As a consequence, Argentina have become more accomplished at holding onto possession through multi phases which enables them suck in defenders, creating space or mismatches for an ever-improving attacking division.
In addition to that front five, the back row trio of newly-appointed skipper Pablo Matera, a young bull at the last World Cup who has already amassed 55 caps at just 25 years of age, Guido Petti and Javier Ortega Desio not only possess the innate explosive power that one associates with Argentine back-rowers, but exposure to the continuity game favoured by Super Rugby sides has added a degree of subtlety in contact that wasn’t always part of their game.
Matera, in particular, runs some brilliant lines but has learned to off-load to good effect rather than always look for contact. The big surprise in this unit is the inclusion of Petti, who has won all of his previous 45 caps in the second-row, leaving big question marks over the balance of that trio.
What the combination lacks is a turnover specialist, a poacher in the mould of Peter O’Mahony and Sean O’Brien which could prove crucial in thwarting their ever-improving attacking threat. To win today, Ireland will need to minimise their attacking opportunities off turnovers and from broken play.

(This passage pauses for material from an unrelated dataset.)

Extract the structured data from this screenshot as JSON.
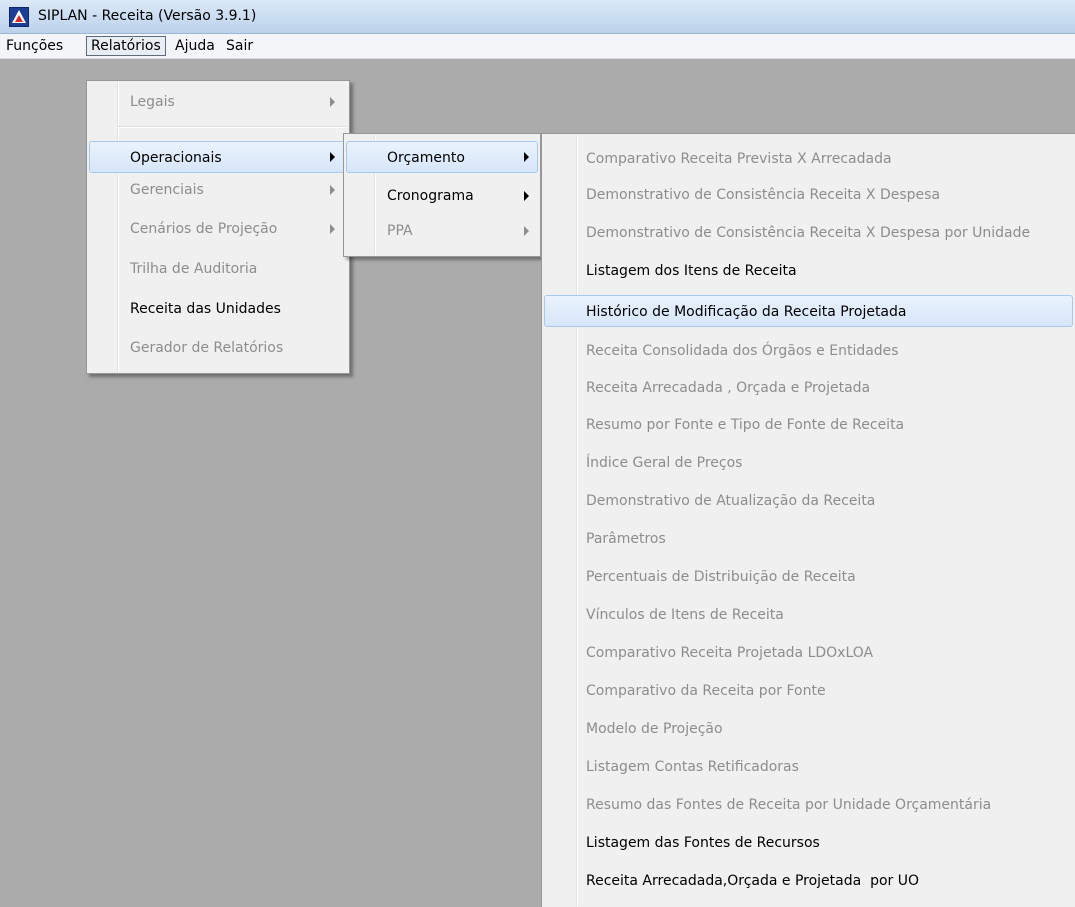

3. Control tempo and territory
Regular exposure to top-quality rugby at regional and international level means this Argentine squad is more than comfortable at playing a high-tempo game.
Having moved away from the stagnant, attritional game they favoured in the past, the painful memory of how the free-flowing Argentine attack cut the Irish defense to ribbons in the opening half of that 2015 World Cup quarter final still lingers.

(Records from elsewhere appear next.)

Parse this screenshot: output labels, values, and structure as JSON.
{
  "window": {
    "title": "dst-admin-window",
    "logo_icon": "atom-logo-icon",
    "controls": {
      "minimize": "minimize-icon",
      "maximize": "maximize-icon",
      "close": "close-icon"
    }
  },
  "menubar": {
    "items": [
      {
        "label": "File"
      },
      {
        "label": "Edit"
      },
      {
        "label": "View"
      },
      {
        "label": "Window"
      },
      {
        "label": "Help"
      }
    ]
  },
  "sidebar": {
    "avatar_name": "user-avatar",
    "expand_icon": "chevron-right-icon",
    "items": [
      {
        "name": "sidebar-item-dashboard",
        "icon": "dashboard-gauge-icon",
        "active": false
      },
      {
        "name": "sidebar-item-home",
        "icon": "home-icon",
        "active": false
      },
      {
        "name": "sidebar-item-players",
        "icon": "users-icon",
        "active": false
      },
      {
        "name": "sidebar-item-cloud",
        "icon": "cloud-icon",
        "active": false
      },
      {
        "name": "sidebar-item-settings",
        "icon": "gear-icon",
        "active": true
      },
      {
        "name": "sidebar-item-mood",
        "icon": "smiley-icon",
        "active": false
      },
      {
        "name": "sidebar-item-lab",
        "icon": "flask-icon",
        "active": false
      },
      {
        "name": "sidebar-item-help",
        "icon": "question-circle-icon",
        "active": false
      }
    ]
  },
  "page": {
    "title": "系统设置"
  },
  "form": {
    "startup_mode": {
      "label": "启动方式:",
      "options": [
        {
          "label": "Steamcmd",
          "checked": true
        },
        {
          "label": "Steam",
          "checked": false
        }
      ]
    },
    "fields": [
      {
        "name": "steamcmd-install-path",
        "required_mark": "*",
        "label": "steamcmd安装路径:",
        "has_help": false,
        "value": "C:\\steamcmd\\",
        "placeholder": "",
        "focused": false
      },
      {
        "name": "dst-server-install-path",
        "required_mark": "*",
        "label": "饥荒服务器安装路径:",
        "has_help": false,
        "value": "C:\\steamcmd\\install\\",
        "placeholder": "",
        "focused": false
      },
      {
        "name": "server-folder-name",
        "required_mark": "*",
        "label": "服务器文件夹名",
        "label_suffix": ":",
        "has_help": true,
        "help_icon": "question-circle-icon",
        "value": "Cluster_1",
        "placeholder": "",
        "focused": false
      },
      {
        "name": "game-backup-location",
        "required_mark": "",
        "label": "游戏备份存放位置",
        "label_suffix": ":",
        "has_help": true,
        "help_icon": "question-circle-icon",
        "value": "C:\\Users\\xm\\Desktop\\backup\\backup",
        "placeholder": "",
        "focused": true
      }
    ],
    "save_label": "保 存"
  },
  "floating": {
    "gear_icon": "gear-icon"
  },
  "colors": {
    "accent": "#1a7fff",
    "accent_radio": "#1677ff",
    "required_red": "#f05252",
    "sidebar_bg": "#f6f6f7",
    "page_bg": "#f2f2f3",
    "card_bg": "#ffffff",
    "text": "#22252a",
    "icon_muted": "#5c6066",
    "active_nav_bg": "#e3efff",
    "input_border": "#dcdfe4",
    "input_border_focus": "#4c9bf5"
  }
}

Both sides only retain five starters from that Cardiff encounter. One of Argentina’s most influential and perhaps most improved players since then is out-half Nicholas Sanchez, who not only finished top scorer in this season’s Rugby Championship but also bagged a try a game in the opening four rounds.
He is the one who keeps this side on the front-foot. Leading Australia 21-7 before he departed injured on the half-hour mark in their last outing, the Pumas lost their way without him and contrived to lose a game they should have won.
Without Conor Murray to lighten the load on the kicking front, Johnny Sexton carries an even greater responsibility in managing the game than usual and will be tasked with controlling the tempo and momentum of this encounter.
His kicking to the back-field will have to be spot on as the Argentine back three of Ramiro Moyano, Bautista Delguy and Boffelli were sensational throughout the Rugby Championship, scoring some outstanding tries on the way. Sanchez is also brilliant at finding them with his deft little inside passes meaning that Ireland will have to be spot on defensively, both around the fringes of the breakdown and in the 15 metre channels out wide.
The problem facing the visitors is that their set-piece will be targeted and put under enormous pressure. With a solid platform and a superior maul Kieran Marmion (this is a massive opportunity for him to cement the back up scrum half role behind Murray) and Sexton should be in a position to boss this game.
That will lead to ample opportunities in attack for Jordon Larmour - whose first target will be to fulfill the primary functions of the full-back’s role with the assured calmness Rob Kearney so often delivers - Keith Earls and Jacob Stockdale to punish an Argentine defense that has looked alarmingly porous.
Argentina have the capacity to make life difficult but Ireland should have too many strings to their bow.
© Irish Examiner Ltd. All rights reserved